"According to the Torah, Israel is forbidden to relinquish territories," says Asher Ben Yosef, a reserve soldier who signed the petition. "Maybe I will go to jail ... but I'll be happy that I did something on behalf of the land of Israel."
An army spokeswoman, Brig. Gen. Ruth Yaron, predicts the number of right-wing dissenters would be "marginal." But in a sign that it may be worried about a rash of insubordination, the army said Tuesday that it plans to disband units made up exclusively of graduates of special "hesder" yeshivas - programs that allow observant soldiers to serve in segregated religious units for a shortened tour of duty. The army denies any correlation.
Some soldiers admit that they're on the fence. Yossi Hazan, a 34-year-old rabbi and reserve paratrooper, says he instructs pupils at Beit Yatir because instilling an appreciation of the biblical land and Torah helps make better soldiers. An evacuation order, however, would trigger a dilemma between his allegiance to the military and a desire to avoid an internecine conflict.
"These two values clash," he says. "I, myself, don't know what I would do."
About 75 pupils study at Beit Yatir, one of 14 religious prep schools that feed some 1,000 soldiers a year into the army's regular force of 185,000. Most sign up for elite infantry units. In the 1960s and 70s, observant soldiers were exceedingly rare in such outfits. Though Israelis revered combat soldiers, religious youths usually preferred studying in yeshiva seminaries rather than joining the overwhelmingly secular commando forces.
That began to change in the 1980s as a vanguard of right-wing religious settlers led the expansion of Israeli communities in the West Bank and Gaza Strip.
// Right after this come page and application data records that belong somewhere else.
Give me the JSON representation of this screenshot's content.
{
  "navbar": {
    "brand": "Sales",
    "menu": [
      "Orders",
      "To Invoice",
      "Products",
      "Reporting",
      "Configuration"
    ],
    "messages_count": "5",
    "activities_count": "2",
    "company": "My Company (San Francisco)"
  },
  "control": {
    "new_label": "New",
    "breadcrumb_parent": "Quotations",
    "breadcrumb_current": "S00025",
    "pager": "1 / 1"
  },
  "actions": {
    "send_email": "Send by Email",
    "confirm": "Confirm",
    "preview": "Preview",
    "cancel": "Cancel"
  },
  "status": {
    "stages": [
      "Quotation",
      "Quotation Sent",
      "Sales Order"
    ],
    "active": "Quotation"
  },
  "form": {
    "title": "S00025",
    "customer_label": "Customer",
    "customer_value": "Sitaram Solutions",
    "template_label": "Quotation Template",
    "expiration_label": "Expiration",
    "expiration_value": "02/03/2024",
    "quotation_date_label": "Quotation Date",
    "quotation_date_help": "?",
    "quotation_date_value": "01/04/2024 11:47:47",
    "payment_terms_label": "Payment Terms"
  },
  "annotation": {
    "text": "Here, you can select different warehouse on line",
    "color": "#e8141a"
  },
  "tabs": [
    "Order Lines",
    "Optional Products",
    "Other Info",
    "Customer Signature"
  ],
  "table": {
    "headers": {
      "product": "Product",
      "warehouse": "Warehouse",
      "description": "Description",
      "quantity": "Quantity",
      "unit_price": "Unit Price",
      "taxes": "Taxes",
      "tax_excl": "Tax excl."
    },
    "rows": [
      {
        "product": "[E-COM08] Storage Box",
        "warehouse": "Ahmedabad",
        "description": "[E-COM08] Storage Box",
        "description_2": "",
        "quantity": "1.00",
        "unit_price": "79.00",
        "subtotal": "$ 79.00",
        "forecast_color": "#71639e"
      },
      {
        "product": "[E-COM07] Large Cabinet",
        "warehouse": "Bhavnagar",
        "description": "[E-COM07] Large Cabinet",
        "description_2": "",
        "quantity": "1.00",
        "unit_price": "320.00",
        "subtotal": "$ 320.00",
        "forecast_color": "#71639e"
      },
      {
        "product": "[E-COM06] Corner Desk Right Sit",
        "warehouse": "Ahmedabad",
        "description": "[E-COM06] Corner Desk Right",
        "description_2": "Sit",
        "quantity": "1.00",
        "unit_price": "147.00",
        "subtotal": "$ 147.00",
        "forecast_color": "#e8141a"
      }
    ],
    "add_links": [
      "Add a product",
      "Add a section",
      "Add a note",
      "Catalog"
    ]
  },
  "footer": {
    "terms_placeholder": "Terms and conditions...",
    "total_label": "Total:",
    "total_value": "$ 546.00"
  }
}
The opening of the religious prep schools in the 1990s answered a growing demand among observant Jews to serve in elite units and coincided with the promotion of Israel's first observant general.
When Bentsion Gruber began attending army conferences for reserve commanders a decade ago, he and one other religious officer would search for a prayer service in surrounding hotels. Now, some 40 percent of participants are observant, enough for three separate prayer quorums. "The army used to be the social elite, and the religious were in other places," he says. "When the elite moved to business, the religious moved into the army."
Mr. Gruber, an outspoken critic of the right-wing "refuseniks," worries about a possible rift between the military and religious soldiers. "The army will say, 'OK, we understand, you're educating a fifth column. You are educating people who say on one hand they're listening to the army and on the other hand say they are listening to the rabbis,'" he says. "[The prep schools] are in a trap. They're talking out of both sides of their mouth."
Back in an office decorated with pictures of rabbis and army generals, Hager summarizes his Bible lesson on disobeying orders.
"There are two legitimate opinions," he says, citing conflicting commentary from the Jewish medieval philosopher Maimonides and a 19th-century Lithuanian rabbinic scholar that supports the refuseniks and the army, respectively.
But when pressed about what he would do if he were called up to aid the evacuation, Hager is unequivocal. Instead of heeding the order, he plans to stand with the Gaza settlers resisting the army. "I will be [there]," he says.